Labour court issues temporary ban on union protests in Dis-Chem strike
The court orders union workers to stop wage demostrations outside the retail pharmacy’s premises until February 27
As violent protests by workers surge and employers calculate the hefty cost of property damage, the labour court in Johannesburg has made an unprecedented ruling barring Dis-Chem workers from picketing and protesting.
The court has ordered Dis-Chem employees affiliated to the National Union of Public Service & Allied Workers (Nupsaw) to stop wage demonstrations outside the retail pharmacy’s premises until February 27.
The interim order comes just a few weeks after President Cyril Ramaphosa signed amendments to the Labour Relations Act, including provisions to mitigate prolonged and violent strikes.
Nupsaw is affiliated to the SA Federation of Trade Unions (Saftu), which opposed the introduction of the new strike laws, describing them as an attack on workers’ right to strike.
The labour court’s interim order will put a damper on the lawful strike by Dis-Chem workers that started on November 16 and was characterised by incidents of violence across the country. A video released online showed striking workers clashing with police at Canal Walk mall in Cape Town just last week.
Dis-Chem spokesperson Caryn Barker said that while the company respected its employees’ right to strike, violence and intimidation “used by Nupsaw and its members to pursue their demands against Dis-Chem left us no choice but to seek relief from the labour court”.
The workers are demanding a minimum wage of R12,500 for all workers, an increase of 12.5% for those earning above the rate and a guaranteed annual bonus that is the same amount as their basic salaries.
Nupsaw is also at loggerheads with the company over its recognition agreement. It claimed that 2,000 of its employees belonged to the union, yet Dis-Chem would not process subscription payments.
The retail pharmacy group has dismissed the claims, saying the union declined to undertake a joint verification of its membership.

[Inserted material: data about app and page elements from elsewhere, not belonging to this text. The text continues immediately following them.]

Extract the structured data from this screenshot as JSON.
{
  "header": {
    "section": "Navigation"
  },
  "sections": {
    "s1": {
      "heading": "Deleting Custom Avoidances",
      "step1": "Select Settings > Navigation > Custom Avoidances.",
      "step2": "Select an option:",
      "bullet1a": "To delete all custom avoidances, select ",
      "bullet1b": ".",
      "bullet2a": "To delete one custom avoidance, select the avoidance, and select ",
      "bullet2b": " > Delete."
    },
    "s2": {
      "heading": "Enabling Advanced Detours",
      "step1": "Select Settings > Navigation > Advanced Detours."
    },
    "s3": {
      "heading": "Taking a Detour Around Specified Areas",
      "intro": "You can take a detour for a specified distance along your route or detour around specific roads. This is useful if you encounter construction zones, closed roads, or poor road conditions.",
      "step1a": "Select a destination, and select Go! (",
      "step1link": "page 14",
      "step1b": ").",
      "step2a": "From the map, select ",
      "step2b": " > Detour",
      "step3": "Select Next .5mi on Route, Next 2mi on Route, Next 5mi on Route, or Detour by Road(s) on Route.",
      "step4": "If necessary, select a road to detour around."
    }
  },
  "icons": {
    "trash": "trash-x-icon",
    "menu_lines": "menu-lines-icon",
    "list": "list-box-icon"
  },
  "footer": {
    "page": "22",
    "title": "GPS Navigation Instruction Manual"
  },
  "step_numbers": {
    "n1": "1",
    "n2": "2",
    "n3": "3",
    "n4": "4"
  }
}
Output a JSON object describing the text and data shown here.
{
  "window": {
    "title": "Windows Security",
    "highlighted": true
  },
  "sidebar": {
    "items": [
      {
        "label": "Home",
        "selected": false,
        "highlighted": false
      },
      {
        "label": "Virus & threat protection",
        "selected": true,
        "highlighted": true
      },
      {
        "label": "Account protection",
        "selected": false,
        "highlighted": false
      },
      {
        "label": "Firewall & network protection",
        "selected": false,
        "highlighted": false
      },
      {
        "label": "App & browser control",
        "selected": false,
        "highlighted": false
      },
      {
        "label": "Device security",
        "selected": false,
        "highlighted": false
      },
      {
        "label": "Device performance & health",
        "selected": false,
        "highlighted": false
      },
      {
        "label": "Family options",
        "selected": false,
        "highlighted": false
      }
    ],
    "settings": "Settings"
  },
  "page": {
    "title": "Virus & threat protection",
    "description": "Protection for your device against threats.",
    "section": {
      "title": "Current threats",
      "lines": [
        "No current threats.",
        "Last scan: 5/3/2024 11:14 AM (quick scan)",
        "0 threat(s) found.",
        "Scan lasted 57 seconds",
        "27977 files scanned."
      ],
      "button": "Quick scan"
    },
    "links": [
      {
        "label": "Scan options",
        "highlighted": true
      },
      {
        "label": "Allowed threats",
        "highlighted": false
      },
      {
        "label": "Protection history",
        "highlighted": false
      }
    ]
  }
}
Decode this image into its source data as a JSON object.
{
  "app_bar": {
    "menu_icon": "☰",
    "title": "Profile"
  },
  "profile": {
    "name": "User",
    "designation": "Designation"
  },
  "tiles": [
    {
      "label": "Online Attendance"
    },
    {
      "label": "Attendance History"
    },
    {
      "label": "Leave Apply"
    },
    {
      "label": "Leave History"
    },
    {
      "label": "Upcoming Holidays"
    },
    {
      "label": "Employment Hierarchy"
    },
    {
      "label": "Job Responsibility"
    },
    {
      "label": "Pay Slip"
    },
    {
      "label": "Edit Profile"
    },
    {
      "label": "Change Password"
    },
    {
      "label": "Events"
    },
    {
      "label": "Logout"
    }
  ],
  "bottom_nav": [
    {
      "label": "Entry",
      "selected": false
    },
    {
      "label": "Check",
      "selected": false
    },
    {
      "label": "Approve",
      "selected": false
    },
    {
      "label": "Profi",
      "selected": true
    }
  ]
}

As a result, negotiations between the company and the union had not taken place.
The group said the union has less than 13% representation at Dis-Chem, and fewer than 500 of its 17,200 employees were involved in the strike.
The interim relief granted to Dis-Chem has not deterred Nupsaw. Union spokesperson, Thariza Steyn said the strike would continue.
“We are only prohibited to picket, protest, gather or assemble at any place to which the public has access outside Dis-Chem’s premises,” Steyn said.
“Our members are not going to be bullied by the employer. They won’t go back to work and their strike is legal.”
The union also hoped the interim relief would be overturned when the parties met again on February 27.
Last week, Saftu called on all its members to join demonstrations against Dis-Chem.
Saftu spokesperson Patrick Craven said the strike was part of a “broader confrontation with all employers who are taking advantage of the record levels of unemployment and the fragmentation and weakness of the trade union movement”.
Dis-Chem and the union failed to reach a settlement during talks at the Commission for Conciliation, Mediation & Arbitration. Another meeting on November 30 collapsed.
Until a recognition agreement is concluded between the company and Nupsaw, the stalemate is likely to continue.
The striking workers will also lose out on wages under the “no work, no pay” rule.